A Well-Made Survival Thriller

Manjummel Boys doesn't ignore the conventions of the genre, but how the film works around those conventions is where it leaves a mark. For example, just observe the scene when the tragedy befalls the group. It is a moment you know is coming, and any other filmmaker would have created a buildup around it either with a suspenseful background score or through tense frames. But Chidambaram surprises you here by making the fall happen at the most unexpected moment, even when you are on an alert anticipating the same.

A Scene From Manjummel Boys

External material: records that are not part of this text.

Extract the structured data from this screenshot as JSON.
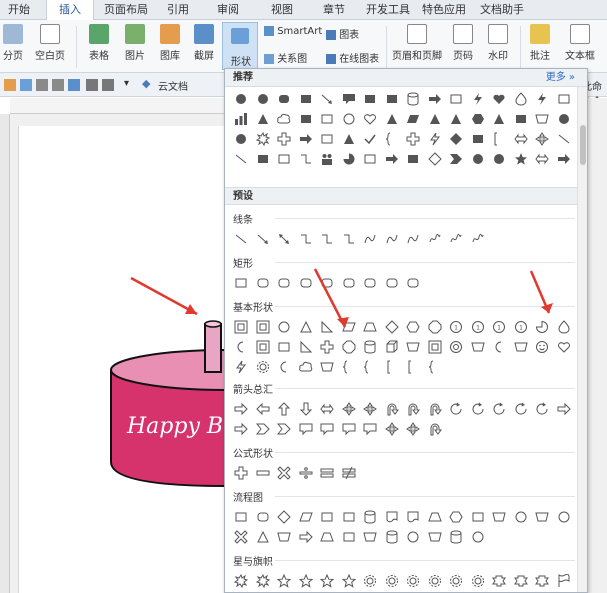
{
  "tabs": [
    "开始",
    "插入",
    "页面布局",
    "引用",
    "审阅",
    "视图",
    "章节",
    "开发工具",
    "特色应用",
    "文档助手"
  ],
  "ribbon": {
    "page_btn": "分页",
    "blank_btn": "空白页",
    "table_btn": "表格",
    "picture_btn": "图片",
    "gallery_btn": "图库",
    "screenshot_btn": "截屏",
    "shape_btn": "形状",
    "smartart": "SmartArt",
    "chart": "图表",
    "relation": "关系图",
    "online_chart": "在线图表",
    "header_footer": "页眉和页脚",
    "page_number": "页码",
    "watermark": "水印",
    "comment": "批注",
    "textbox": "文本框"
  },
  "quickbar": {
    "cloud_doc": "云文档",
    "right_text": "此命令今"
  },
  "document": {
    "cake_text": "Happy B"
  },
  "colors": {
    "accent": "#2b579a",
    "cake": "#d6336c",
    "cake_top": "#e88fb3",
    "candle": "#e8a6c4",
    "arrow": "#e03a2f"
  },
  "panel": {
    "recent_title": "推荐",
    "more_label": "更多",
    "preset_title": "预设",
    "categories": [
      "线条",
      "矩形",
      "基本形状",
      "箭头总汇",
      "公式形状",
      "流程图",
      "星与旗帜"
    ]
  }
}
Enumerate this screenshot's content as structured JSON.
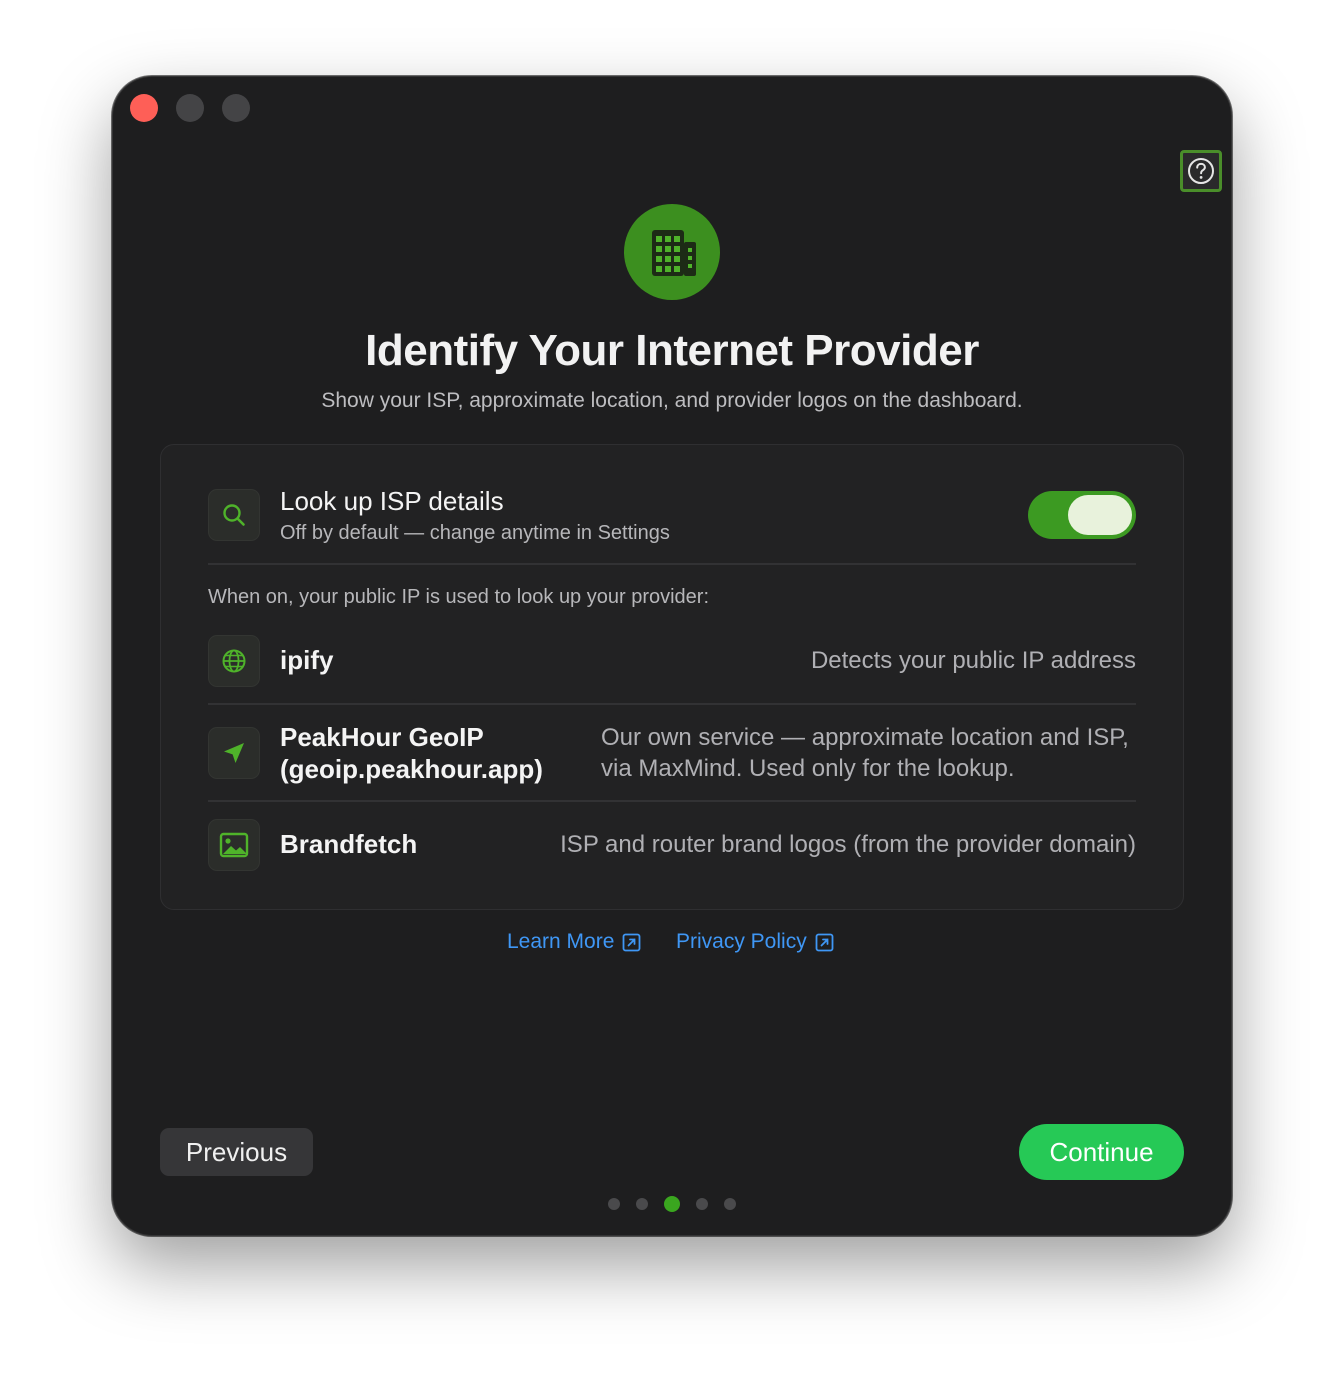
{
  "window": {
    "controls": [
      "close",
      "minimize",
      "zoom"
    ]
  },
  "help": {
    "icon": "question-circle-icon"
  },
  "hero": {
    "icon": "building-icon",
    "title": "Identify Your Internet Provider",
    "subtitle": "Show your ISP, approximate location, and provider logos on the dashboard."
  },
  "setting": {
    "icon": "search-icon",
    "title": "Look up ISP details",
    "subtitle": "Off by default — change anytime in Settings",
    "toggle_on": true
  },
  "services": {
    "intro": "When on, your public IP is used to look up your provider:",
    "items": [
      {
        "icon": "globe-icon",
        "name": "ipify",
        "description": "Detects your public IP address"
      },
      {
        "icon": "location-arrow-icon",
        "name": "PeakHour GeoIP (geoip.peakhour.app)",
        "description": "Our own service — approximate location and ISP, via MaxMind. Used only for the lookup."
      },
      {
        "icon": "photo-icon",
        "name": "Brandfetch",
        "description": "ISP and router brand logos (from the provider domain)"
      }
    ]
  },
  "links": {
    "learn_more": "Learn More",
    "privacy_policy": "Privacy Policy"
  },
  "nav": {
    "previous": "Previous",
    "continue": "Continue",
    "page_count": 5,
    "current_page": 3
  },
  "colors": {
    "accent_green": "#3c8f1f",
    "continue_green": "#26c956",
    "link_blue": "#3f97f5",
    "close_red": "#fe5f57"
  }
}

Even the 'predictable' tropes are used in a very effective manner. In the first act, the protagonists are shown failing at a tug-of-war competition, and you know that this would be used as a Chekhov's Gun later on. This is exactly what happens, and yet you won't be patting your back for guessing it right; instead, you, like me, would find yourself at the edge of your seat cheering on the boys.

Police Police

A slight issue I had with the film is how Manjummel Boys treats the police shown in the movie. Not a pacing issue as such, but the uncooperative nature of the cops felt antagonistic for the sake of it. I am not sure if that's the experience that the real Manjummel Boys also faced, and it's not a major contrivance since their abrasive nature adds to the tension in the proceedings. However, I can't help but observe that recently, in Malayalam Cinema, the police forces in other states have not always been painted in a fair light, so it has almost become a caricature of sorts. Thankfully, the film makes it easy to look beyond this pitfall.

A Nail-Biting Third Act

Unpredictably, it is the final half an hour or so when Manjummel Boys is at its most intense and gripping. These are the moments where the film's driving factors - the direction, the cinematography (Shyju Khalid), the editing ( Vivek Harshan), the background score (Sushin Shyam) and the actors - that were working together in utmost cohesion till then began to bear the fruits of that collaboration to create a totally nail-biting experience for the viewer. Plaudits must also be sung for the incredible production design (Ajayan Chalissery) in creating that harrowing cave experience.

What a Cast!

And there are the actors. It would be unfair to single out any of them since all play their parts to the right measure. However, Soubin Shahir and Sreenath Bhasi do get to stand out because of how the movie has to make room for them to work out in a separate space. That said, Balu Varghese, Ganapathi S Poduval (also the casting director, kudos there!), Jean-Paul Lal, Deepak Parambol, Abhiram Radhakrishnan, Arun Kurian, Khalid Rahman, Chandu Salimkumar, and Vishnu Reghu manage to leave a mark whenever needed. Jean-Paul Lal (Driving License) and Khalid Rahman (Thallumala) are established directors, so it was fascinating to see more of their acting side here.

A Scene From Manjummel Boys

PS - Malayalam Cinema is presently going through some exciting times, and movies like Manjummel Boys (and last week's Bramayugam), are precisely the reason why. When some of the Indian cinema industries are busy churning out propaganda after propaganda and brainwashing their audience, it is heartening to see Malayalam filmmakers using their craft to create some very meaningful cinema and earning the epithet of being the best in the country. Hope the momentum never stops here... Bramayugam Movie Review: Mammootty Terrifies With Sinister Brilliance in Rahul Sadasivan's Spellbinding Horror-Fantasy.

Final Thoughts on Manjummel Boys

With tight treatment, fine-tuned performances, and technical brilliance, Manjummel Boys is a testament to Chidambaran's admirable prowess as a filmmaker and a storyteller. Each element, from direction to acting, converges to create a nail-biting and immersive journey that also doubles up as a triumphant celebration of friendship and the resilience of the human spirit. Do not miss this!


(The above story first appeared on LatestLY on Feb 23, 2024 11:41 AM IST. For more news and updates on politics, world, sports, entertainment and lifestyle, log on to our website